Depression is common, difficult to treat and makes Parkinson’s disease worse. Hallucinations due to medication and insomnia also occur frequently.
Surgery: These procedures are reserved for advanced cases.
Stereotactic placement of small lesions in the ventro-lateral nucleus of the thalamus can help tremor, but does not help bradykinesia. Unilateral pallidotomy (removal of or lesions made in the globus pallidus) can help tremor, rigidity, bradykinesia and postural instability. However surgery carries the risk of haem-orrhage or infarction in 4%, with a 1% mortality.
High frequency deep brain stimulation suppresses neuronal activity. Bilateral subthalamic nucleus stimulation or globus pallidus stimulation is most useful in those with difficulty with the on-off phenomenon, as it can improve motor function whilst off medication and dyskinesias whilst on medication.

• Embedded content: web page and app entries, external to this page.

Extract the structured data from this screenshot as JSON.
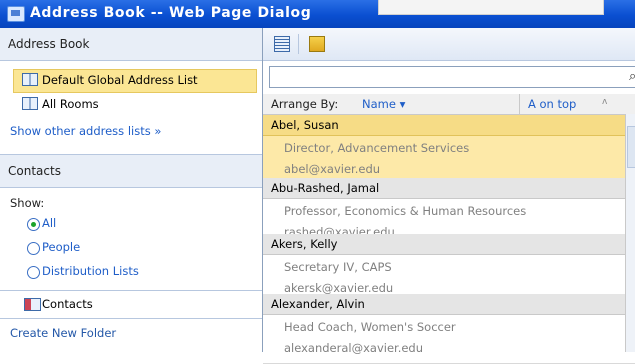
{
  "window": {
    "title": "Address Book -- Web Page Dialog"
  },
  "left": {
    "address_book_header": "Address Book",
    "address_lists": [
      {
        "label": "Default Global Address List",
        "selected": true
      },
      {
        "label": "All Rooms",
        "selected": false
      }
    ],
    "show_other_link": "Show other address lists »",
    "contacts_header": "Contacts",
    "show_label": "Show:",
    "filters": [
      {
        "label": "All",
        "checked": true
      },
      {
        "label": "People",
        "checked": false
      },
      {
        "label": "Distribution Lists",
        "checked": false
      }
    ],
    "contacts_folder": "Contacts",
    "create_folder_link": "Create New Folder"
  },
  "right": {
    "arrange_by_label": "Arrange By:",
    "arrange_by_value": "Name ▾",
    "sort_label": "A on top",
    "sort_glyph": "ʌ",
    "contacts": [
      {
        "name": "Abel, Susan",
        "title": "Director, Advancement Services",
        "email": "abel@xavier.edu",
        "selected": true
      },
      {
        "name": "Abu-Rashed, Jamal",
        "title": "Professor, Economics & Human Resources",
        "email": "rashed@xavier.edu",
        "selected": false
      },
      {
        "name": "Akers, Kelly",
        "title": "Secretary IV, CAPS",
        "email": "akersk@xavier.edu",
        "selected": false
      },
      {
        "name": "Alexander, Alvin",
        "title": "Head Coach, Women's Soccer",
        "email": "alexanderal@xavier.edu",
        "selected": false
      }
    ]
  },
  "colors": {
    "titlebar": "#0a4fd1",
    "selection": "#fbe694",
    "link": "#1f5ec8"
  }
}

There is a risk of infection from the equipment.
The course of Parkinson’s disease is very variable. The average survival is ∼10 years from onset of symptoms. Drugs appear not to prolong life but levodopa has greatly improved quality of life.
With initial treatment: ∼1/3 improve markedly;
1/3 show some improvement;
1/3 show no significant improvement, which should prompt the search for another cause of the symptoms, as other causes of parkinsonism do not usually respond to the treatment for idiopathic Parkinson’s disease.